Shengdana Chutney

Shengdana Chutney, a beloved Maharashtrian chutney, is made from roasted peanuts, garlic, red chilli powder, and salt, finely ground to a coarse texture. This chutney boasts a nutty, spicy, and slightly tangy flavour profile that adds depth to various dishes. It is commonly used as a condiment with bhakri, chapati, and vada pav, and can also be sprinkled over poha and upma for an extra burst of flavour.

Lehsun Chutney

This chutney is crafted from garlic, red chillies, and coconut, with hints of tamarind for tanginess. The blend offers a pungent, spicy, and slightly tangy taste, making it a versatile addition to various dishes. It's commonly used to enhance vada pav, adding a fiery kick, or as a dip for bhajiyas and pakoras. Its robust flavour profile complements simple meals, elevating even plain rice or roti.

Bombil Chutney

Made primarily with dried Bombay duck (bombil), it combines the fish's umami richness with fiery red chillies, tangy tamarind, and aromatic spices like cumin and coriander. This chutney boasts a complex taste profile, balancing heat, tanginess, and depth. Traditionally used as a condiment or accompaniment to Maharashtrian meals, it elevates dishes like rice, rotis, or even snacks like vada pav.

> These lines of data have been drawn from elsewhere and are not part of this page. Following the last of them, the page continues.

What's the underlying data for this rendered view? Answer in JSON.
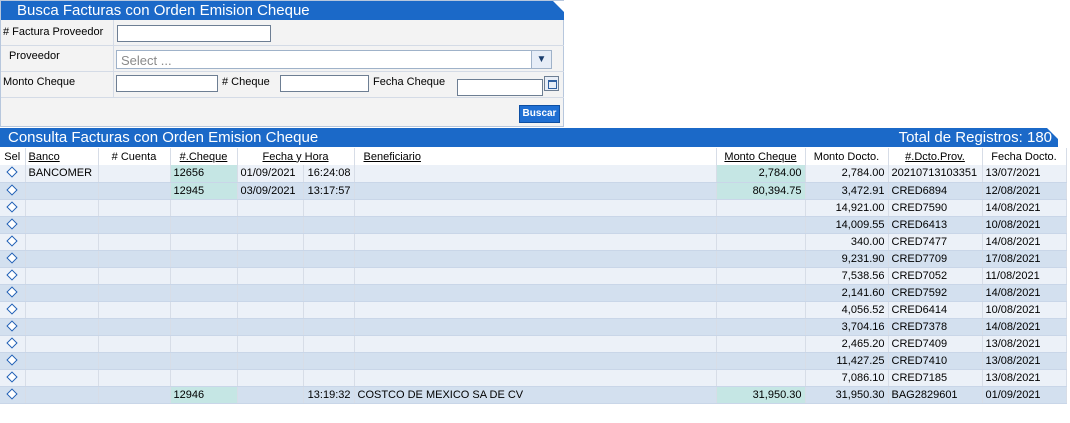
{
  "search": {
    "title": "Busca Facturas con Orden Emision Cheque",
    "factura_label": "# Factura Proveedor",
    "factura_value": "",
    "proveedor_label": "Proveedor",
    "proveedor_placeholder": "Select ...",
    "monto_label": "Monto Cheque",
    "monto_value": "",
    "cheque_label": "# Cheque",
    "cheque_value": "",
    "fecha_label": "Fecha Cheque",
    "fecha_value": "",
    "buscar_label": "Buscar"
  },
  "results": {
    "title": "Consulta Facturas con Orden Emision Cheque",
    "total_label": "Total de Registros: 180",
    "columns": [
      "Sel",
      "Banco",
      "# Cuenta",
      "#.Cheque",
      "Fecha y Hora",
      "",
      "Beneficiario",
      "Monto Cheque",
      "Monto Docto.",
      "#.Dcto.Prov.",
      "Fecha Docto."
    ],
    "rows": [
      {
        "banco": "BANCOMER",
        "cuenta": "",
        "cheque": "12656",
        "fecha": "01/09/2021",
        "hora": "16:24:08",
        "beneficiario": "",
        "monto_cheque": "2,784.00",
        "monto_docto": "2,784.00",
        "dcto_prov": "20210713103351",
        "fecha_docto": "13/07/2021"
      },
      {
        "banco": "",
        "cuenta": "",
        "cheque": "12945",
        "fecha": "03/09/2021",
        "hora": "13:17:57",
        "beneficiario": "",
        "monto_cheque": "80,394.75",
        "monto_docto": "3,472.91",
        "dcto_prov": "CRED6894",
        "fecha_docto": "12/08/2021"
      },
      {
        "banco": "",
        "cuenta": "",
        "cheque": "",
        "fecha": "",
        "hora": "",
        "beneficiario": "",
        "monto_cheque": "",
        "monto_docto": "14,921.00",
        "dcto_prov": "CRED7590",
        "fecha_docto": "14/08/2021"
      },
      {
        "banco": "",
        "cuenta": "",
        "cheque": "",
        "fecha": "",
        "hora": "",
        "beneficiario": "",
        "monto_cheque": "",
        "monto_docto": "14,009.55",
        "dcto_prov": "CRED6413",
        "fecha_docto": "10/08/2021"
      },
      {
        "banco": "",
        "cuenta": "",
        "cheque": "",
        "fecha": "",
        "hora": "",
        "beneficiario": "",
        "monto_cheque": "",
        "monto_docto": "340.00",
        "dcto_prov": "CRED7477",
        "fecha_docto": "14/08/2021"
      },
      {
        "banco": "",
        "cuenta": "",
        "cheque": "",
        "fecha": "",
        "hora": "",
        "beneficiario": "",
        "monto_cheque": "",
        "monto_docto": "9,231.90",
        "dcto_prov": "CRED7709",
        "fecha_docto": "17/08/2021"
      },
      {
        "banco": "",
        "cuenta": "",
        "cheque": "",
        "fecha": "",
        "hora": "",
        "beneficiario": "",
        "monto_cheque": "",
        "monto_docto": "7,538.56",
        "dcto_prov": "CRED7052",
        "fecha_docto": "11/08/2021"
      },
      {
        "banco": "",
        "cuenta": "",
        "cheque": "",
        "fecha": "",
        "hora": "",
        "beneficiario": "",
        "monto_cheque": "",
        "monto_docto": "2,141.60",
        "dcto_prov": "CRED7592",
        "fecha_docto": "14/08/2021"
      },
      {
        "banco": "",
        "cuenta": "",
        "cheque": "",
        "fecha": "",
        "hora": "",
        "beneficiario": "",
        "monto_cheque": "",
        "monto_docto": "4,056.52",
        "dcto_prov": "CRED6414",
        "fecha_docto": "10/08/2021"
      },
      {
        "banco": "",
        "cuenta": "",
        "cheque": "",
        "fecha": "",
        "hora": "",
        "beneficiario": "",
        "monto_cheque": "",
        "monto_docto": "3,704.16",
        "dcto_prov": "CRED7378",
        "fecha_docto": "14/08/2021"
      },
      {
        "banco": "",
        "cuenta": "",
        "cheque": "",
        "fecha": "",
        "hora": "",
        "beneficiario": "",
        "monto_cheque": "",
        "monto_docto": "2,465.20",
        "dcto_prov": "CRED7409",
        "fecha_docto": "13/08/2021"
      },
      {
        "banco": "",
        "cuenta": "",
        "cheque": "",
        "fecha": "",
        "hora": "",
        "beneficiario": "",
        "monto_cheque": "",
        "monto_docto": "11,427.25",
        "dcto_prov": "CRED7410",
        "fecha_docto": "13/08/2021"
      },
      {
        "banco": "",
        "cuenta": "",
        "cheque": "",
        "fecha": "",
        "hora": "",
        "beneficiario": "",
        "monto_cheque": "",
        "monto_docto": "7,086.10",
        "dcto_prov": "CRED7185",
        "fecha_docto": "13/08/2021"
      },
      {
        "banco": "",
        "cuenta": "",
        "cheque": "12946",
        "fecha": "",
        "hora": "13:19:32",
        "beneficiario": "COSTCO DE MEXICO SA DE CV",
        "monto_cheque": "31,950.30",
        "monto_docto": "31,950.30",
        "dcto_prov": "BAG2829601",
        "fecha_docto": "01/09/2021"
      }
    ]
  },
  "colors": {
    "header_blue": "#1b69c8",
    "row_light": "#ecf1f8",
    "row_dark": "#d3e0ef",
    "highlight": "#c5e6e4"
  },
  "icons": {
    "select_row": "diamond-select-icon",
    "calendar": "calendar-icon",
    "dropdown": "chevron-down-icon"
  }
}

Coconut Chutney

Made from freshly grated coconut, it's blended with green chillies, and ginger, and tempered with mustard seeds, curry leaves, and asafoetida for a savoury kick. The chutney's subtle sweetness from coconut balances perfectly with its spicy undertones, making it an ideal pairing for dishes like idli, dosa, and vada. It adds a cool contrast to hot and spicy dishes, elevating flavours with every bite.